Kanban is a lean method to manage and improve work across human systems. This approach aims to manage work by balancing the demands with available capacity, and improving the handling of system level bottlenecks.
Work items are visualized to give participants a view of progress and process, from start to finish usually via a Kanban board. Work is pulled as capacity allows, rather than work being pushed into the process whenever it’s requested.
In knowledge work and software development, this provides a visual process management system which aids decision-making about what, when and how much to produce. Although the underlying Kanban method originated in lean manufacturing it is used mainly for software and technology development work. However Kanban can be applied to any area of work, and it can even be combined with other methods or frameworks such as Scrum, giving origin to Scrumban.
Kanban is a method to organize work and workflow with the aid of a kanban board. It advises limiting work in progress, which reduces waste from multitasking and context switching, exposes operational problems and stimulates collaboration to improve the system. Kanban is based in two sets of principles, for change management and service delivery, which emphasize evolutionary change and customer focus. The method does not prescribe a specific set of steps, but starts from existing context and stimulates continuous, incremental and evolutionary changes to the system. It aims to minimize resistance to change to facilitate it.
Kanban focuses on the customer and work which meets their needs, rather than individuals’ activities. Kanban has six general practices:
- Limiting work in progress,
- Flow management,
- Making policies explicit,
- Using feedback loops,
- Collaborative or experimental evolution.
They involve seeing the work and its process and improving the process, keeping and amplifying useful changes and learning from, reversing and damping the ineffective.
A Kanban board is one of the tools that can be used to implement Kanban to manage work at the personal or organizational level.
Kanban boards show how work moves from left to right, each column representing a stage of the overall process, or to be more precise, the system that is visualized by the board. The team pulls cards from one column to another to the right to show progress, and to coordinate their efforts with others.
At its simplest, boards are usually divided into “waiting”, “work in progress” and “completed work”. Complex Kanban boards can be created to visualize the flow of work across a whole value stream map.
Kanban can be used to organize many areas of an organization and can be designed accordingly. The simplest kanban board consists of three columns: “to-do”, “in progress” and “done”, while some additional detail such as WiP limits are needed to fully support the Kanban method. Business functions that use kanban boards include:
• Kanban board for software development team. A popular example of a Kanban board for agile or lean software development consists of the columns:
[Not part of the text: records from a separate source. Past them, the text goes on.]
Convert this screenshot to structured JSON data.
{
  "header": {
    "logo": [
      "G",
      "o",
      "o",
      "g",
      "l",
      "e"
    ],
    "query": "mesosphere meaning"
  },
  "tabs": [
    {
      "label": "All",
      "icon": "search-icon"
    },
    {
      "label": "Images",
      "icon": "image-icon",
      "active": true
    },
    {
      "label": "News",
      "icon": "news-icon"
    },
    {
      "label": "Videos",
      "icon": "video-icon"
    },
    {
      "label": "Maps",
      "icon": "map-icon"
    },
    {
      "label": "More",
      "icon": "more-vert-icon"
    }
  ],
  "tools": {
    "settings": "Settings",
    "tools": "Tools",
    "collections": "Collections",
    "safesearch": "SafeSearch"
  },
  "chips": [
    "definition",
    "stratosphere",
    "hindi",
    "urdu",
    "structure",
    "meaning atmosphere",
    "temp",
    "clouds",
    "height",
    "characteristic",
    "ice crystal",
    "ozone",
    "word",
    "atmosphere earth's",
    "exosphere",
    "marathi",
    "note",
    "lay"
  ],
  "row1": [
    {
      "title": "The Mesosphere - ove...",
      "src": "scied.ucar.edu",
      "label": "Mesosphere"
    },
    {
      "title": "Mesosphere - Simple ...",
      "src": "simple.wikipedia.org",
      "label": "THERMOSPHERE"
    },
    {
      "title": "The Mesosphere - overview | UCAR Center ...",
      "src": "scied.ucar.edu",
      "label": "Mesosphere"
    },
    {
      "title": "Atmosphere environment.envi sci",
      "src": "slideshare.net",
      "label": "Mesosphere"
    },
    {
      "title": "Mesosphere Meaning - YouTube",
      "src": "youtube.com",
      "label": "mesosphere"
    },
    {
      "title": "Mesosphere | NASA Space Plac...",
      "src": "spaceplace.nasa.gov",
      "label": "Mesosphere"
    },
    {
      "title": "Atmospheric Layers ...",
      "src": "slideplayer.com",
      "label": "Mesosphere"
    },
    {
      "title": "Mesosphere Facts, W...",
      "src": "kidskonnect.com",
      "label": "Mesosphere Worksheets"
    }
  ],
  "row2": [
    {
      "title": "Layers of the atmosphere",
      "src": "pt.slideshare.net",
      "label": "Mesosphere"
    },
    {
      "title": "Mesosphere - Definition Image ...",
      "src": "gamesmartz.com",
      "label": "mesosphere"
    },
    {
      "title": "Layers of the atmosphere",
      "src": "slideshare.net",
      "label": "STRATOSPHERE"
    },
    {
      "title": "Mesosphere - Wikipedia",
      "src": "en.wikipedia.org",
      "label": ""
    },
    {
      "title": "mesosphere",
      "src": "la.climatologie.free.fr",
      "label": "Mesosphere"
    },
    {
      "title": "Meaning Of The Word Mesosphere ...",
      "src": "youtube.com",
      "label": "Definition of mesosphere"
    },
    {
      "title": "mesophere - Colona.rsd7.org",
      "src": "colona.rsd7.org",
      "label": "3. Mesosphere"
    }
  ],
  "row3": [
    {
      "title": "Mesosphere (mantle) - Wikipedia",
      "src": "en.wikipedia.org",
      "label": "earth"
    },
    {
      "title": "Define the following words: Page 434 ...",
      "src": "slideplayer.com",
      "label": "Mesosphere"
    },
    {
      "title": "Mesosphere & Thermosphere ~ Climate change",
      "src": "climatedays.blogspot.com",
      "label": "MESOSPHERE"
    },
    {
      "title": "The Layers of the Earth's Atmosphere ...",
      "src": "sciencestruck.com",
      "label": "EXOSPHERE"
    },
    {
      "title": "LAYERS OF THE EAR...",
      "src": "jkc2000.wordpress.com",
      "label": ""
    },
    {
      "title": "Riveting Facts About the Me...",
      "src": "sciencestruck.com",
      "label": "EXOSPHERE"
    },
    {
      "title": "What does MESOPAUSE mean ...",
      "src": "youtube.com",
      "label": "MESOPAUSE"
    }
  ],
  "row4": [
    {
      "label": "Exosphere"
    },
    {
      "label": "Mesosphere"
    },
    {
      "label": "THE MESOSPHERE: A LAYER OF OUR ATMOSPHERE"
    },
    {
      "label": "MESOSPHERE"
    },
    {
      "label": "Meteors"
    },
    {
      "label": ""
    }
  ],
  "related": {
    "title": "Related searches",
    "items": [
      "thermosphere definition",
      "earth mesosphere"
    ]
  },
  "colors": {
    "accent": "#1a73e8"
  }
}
It is also a common practice to name columns in a different way, for example: Next, In Development, Done, Customer Acceptance, Live.
• Kanban for marketing teams;
• Kanban for Human Resources teams;
• Organizational strategy and executive leadership teams;
• Personal task management;
• Audit teams.